I will confess to series envy. Look at Terry Pratchett’s Discworld series. It begins with Colour of Magic, which is simple, scattered, lightweight and messy. Now, several dozen books into it, Pratchett uses the series to do what fiction does best; create a metaphor through which humanity can view itself. And Pratchett does this with such profundity that each new book brings new revelations. He also writes with humor and joy, offering a continuing lesson that joy is the best mask for painful subjects. It will carry along more readers, through amazing depths of passion and pain, than any unmitigated pounding along through misery, awfulness and despair. And it cannot be said too often that Granny Weatherwax is one of the greatest characters of modern fiction.
And then there’s Jim Butcher’s Dresden Files. The first one is fun. Good idea, nicely paced, fun characters, good writing. A pleasant excursion. Twelve books into the series he has released passion and pain to such depths than tears come to my eyes remembering certain moments, and certain lines, in the later books. What better work could a writer hope for?
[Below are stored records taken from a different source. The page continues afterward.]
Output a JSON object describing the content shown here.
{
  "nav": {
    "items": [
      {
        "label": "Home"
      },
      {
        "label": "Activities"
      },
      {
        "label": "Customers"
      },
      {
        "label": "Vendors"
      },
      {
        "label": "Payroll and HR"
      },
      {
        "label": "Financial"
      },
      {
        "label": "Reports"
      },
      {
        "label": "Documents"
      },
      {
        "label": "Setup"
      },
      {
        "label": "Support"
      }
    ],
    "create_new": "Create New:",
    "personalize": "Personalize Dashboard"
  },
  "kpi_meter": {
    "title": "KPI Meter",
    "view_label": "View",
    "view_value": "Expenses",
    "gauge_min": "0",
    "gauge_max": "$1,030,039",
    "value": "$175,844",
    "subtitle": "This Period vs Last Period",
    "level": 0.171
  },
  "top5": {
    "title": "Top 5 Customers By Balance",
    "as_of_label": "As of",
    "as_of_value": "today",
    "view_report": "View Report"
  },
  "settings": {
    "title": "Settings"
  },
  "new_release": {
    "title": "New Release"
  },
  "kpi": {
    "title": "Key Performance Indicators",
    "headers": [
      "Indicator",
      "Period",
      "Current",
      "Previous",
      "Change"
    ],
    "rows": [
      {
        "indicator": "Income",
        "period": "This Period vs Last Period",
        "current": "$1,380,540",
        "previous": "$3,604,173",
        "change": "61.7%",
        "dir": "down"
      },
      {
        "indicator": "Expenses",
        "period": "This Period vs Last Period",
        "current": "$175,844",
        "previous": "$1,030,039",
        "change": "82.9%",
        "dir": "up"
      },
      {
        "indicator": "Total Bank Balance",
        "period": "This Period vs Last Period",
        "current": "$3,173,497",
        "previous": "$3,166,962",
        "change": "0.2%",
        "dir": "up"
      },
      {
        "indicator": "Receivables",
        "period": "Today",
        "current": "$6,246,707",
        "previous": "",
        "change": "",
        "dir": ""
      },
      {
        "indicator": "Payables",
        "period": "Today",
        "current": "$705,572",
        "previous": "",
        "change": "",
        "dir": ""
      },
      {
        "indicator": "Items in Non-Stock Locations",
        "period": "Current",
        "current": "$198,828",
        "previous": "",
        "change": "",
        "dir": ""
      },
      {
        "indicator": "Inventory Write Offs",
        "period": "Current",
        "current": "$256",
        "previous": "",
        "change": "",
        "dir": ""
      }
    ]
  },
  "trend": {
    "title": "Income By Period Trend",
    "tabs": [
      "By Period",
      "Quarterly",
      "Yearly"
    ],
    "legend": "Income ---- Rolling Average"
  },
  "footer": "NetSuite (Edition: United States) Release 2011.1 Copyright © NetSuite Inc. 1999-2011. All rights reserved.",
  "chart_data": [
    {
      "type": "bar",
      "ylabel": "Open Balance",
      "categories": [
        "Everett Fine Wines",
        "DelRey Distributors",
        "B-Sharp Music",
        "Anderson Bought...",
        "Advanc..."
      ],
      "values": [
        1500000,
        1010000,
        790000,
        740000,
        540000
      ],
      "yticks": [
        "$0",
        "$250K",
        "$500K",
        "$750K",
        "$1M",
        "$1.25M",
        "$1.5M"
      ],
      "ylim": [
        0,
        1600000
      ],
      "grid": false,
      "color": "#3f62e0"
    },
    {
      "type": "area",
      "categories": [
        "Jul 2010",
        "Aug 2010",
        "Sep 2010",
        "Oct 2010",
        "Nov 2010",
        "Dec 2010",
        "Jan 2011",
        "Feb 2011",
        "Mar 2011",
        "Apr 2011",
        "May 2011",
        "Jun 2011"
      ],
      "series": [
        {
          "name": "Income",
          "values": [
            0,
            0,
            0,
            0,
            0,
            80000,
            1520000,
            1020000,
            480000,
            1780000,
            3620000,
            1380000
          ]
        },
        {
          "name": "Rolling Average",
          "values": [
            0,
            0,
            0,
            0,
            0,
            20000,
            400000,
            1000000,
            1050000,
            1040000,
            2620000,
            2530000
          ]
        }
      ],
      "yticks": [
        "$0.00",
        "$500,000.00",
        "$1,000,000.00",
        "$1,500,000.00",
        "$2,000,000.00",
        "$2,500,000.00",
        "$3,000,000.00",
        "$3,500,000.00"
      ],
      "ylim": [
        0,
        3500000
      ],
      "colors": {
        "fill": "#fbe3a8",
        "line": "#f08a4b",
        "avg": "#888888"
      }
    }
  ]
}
You can’t start from there. Okay, it may be possible that there is a writer somewhere, sometime, who can begin at such a place of power. But it’s not likely, because it’s the hundreds of hours of character development, of story-line set-ups, of sounding the well of knowledge and understanding through your characters in order to bring more and more into the story, that gets a writer to such a place of power. And you can’t start there.
So, in these latter years, seeing what can be done, given such time and scope, I have been experiencing series envy. What a trip it would be to take a story line so far. To see where it takes me. Because the characters become the guides, the story opens up new aspects, new ideas, new directions, you never realized until you get to that point. You can see that happen to a degree in any story you write, when the plot runs away from you to a better position, as characters take over and lead you to new vistas, as one tiny set-up you hardly remember putting in becomes the key to the major plot eruption far, far ahead in the book. If this much can happen in one book, what might happen in five?
And I can confess to series envy because I just turned in to Night Shade the second book of the Moon Wolf Saga. Where I had the joy of seeing the possibilities of small set-ups in the first book opening huge possibilities in what I hope will eventually be the third, and the fourth . . .
Envy is seeing your own hopes and desires in the mirror of other peoples’ achievements, while yours are crushed by frustration. The cure is work, and more work.